_What to do_: Go line by line through the records below. Copy whichever lines contain the string "with".

━━━━━━━━━━

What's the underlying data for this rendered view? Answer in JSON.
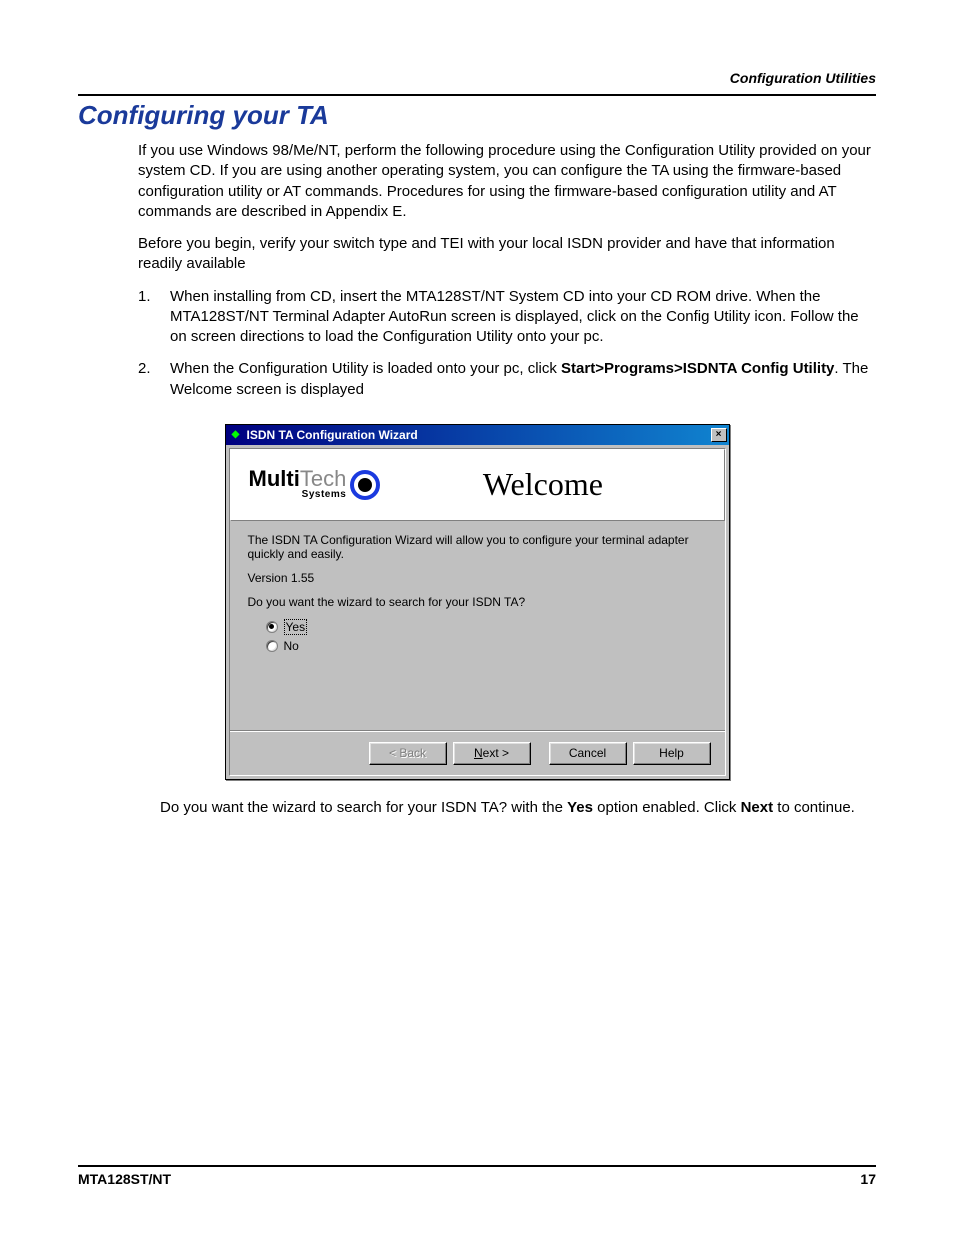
{
  "header": {
    "right": "Configuration Utilities"
  },
  "title": "Configuring your TA",
  "paragraphs": {
    "p1": "If you use Windows 98/Me/NT, perform the following procedure using the Configuration Utility provided on your system CD. If you are using another operating system, you can configure the TA using the firmware-based configuration utility or AT commands.  Procedures for using the firmware-based configuration utility and AT commands are described in Appendix E.",
    "p2": "Before you begin, verify your switch type and TEI with your local ISDN provider and have that information readily available"
  },
  "steps": {
    "s1_num": "1.",
    "s1": "When installing from CD, insert the MTA128ST/NT System CD into your CD ROM drive. When the MTA128ST/NT Terminal Adapter AutoRun screen is displayed, click on the Config Utility icon. Follow the on screen directions to load the Configuration Utility onto your pc.",
    "s2_num": "2.",
    "s2_a": "When the Configuration Utility is loaded onto your pc, click ",
    "s2_bold": "Start>Programs>ISDNTA Config Utility",
    "s2_b": ". The Welcome screen is displayed"
  },
  "wizard": {
    "title": "ISDN TA Configuration Wizard",
    "close": "×",
    "logo_bold": "Multi",
    "logo_thin": "Tech",
    "logo_sub": "Systems",
    "welcome": "Welcome",
    "intro": "The ISDN TA Configuration Wizard will allow you to configure your terminal adapter quickly and easily.",
    "version": "Version 1.55",
    "question": "Do you want the wizard to search for your ISDN TA?",
    "opt_yes": "Yes",
    "opt_no": "No",
    "btn_back": "< Back",
    "btn_next_ul": "N",
    "btn_next_rest": "ext >",
    "btn_cancel": "Cancel",
    "btn_help": "Help"
  },
  "after": {
    "t1": "Do you want the wizard to search for your ISDN TA? with the ",
    "b1": "Yes",
    "t2": " option enabled. Click ",
    "b2": "Next",
    "t3": " to continue."
  },
  "footer": {
    "left": "MTA128ST/NT",
    "right": "17"
  }
}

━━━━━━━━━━

_Reply to the task_:
    "p2": "Before you begin, verify your switch type and TEI with your local ISDN provider and have that information readily available"
    "t1": "Do you want the wizard to search for your ISDN TA? with the ",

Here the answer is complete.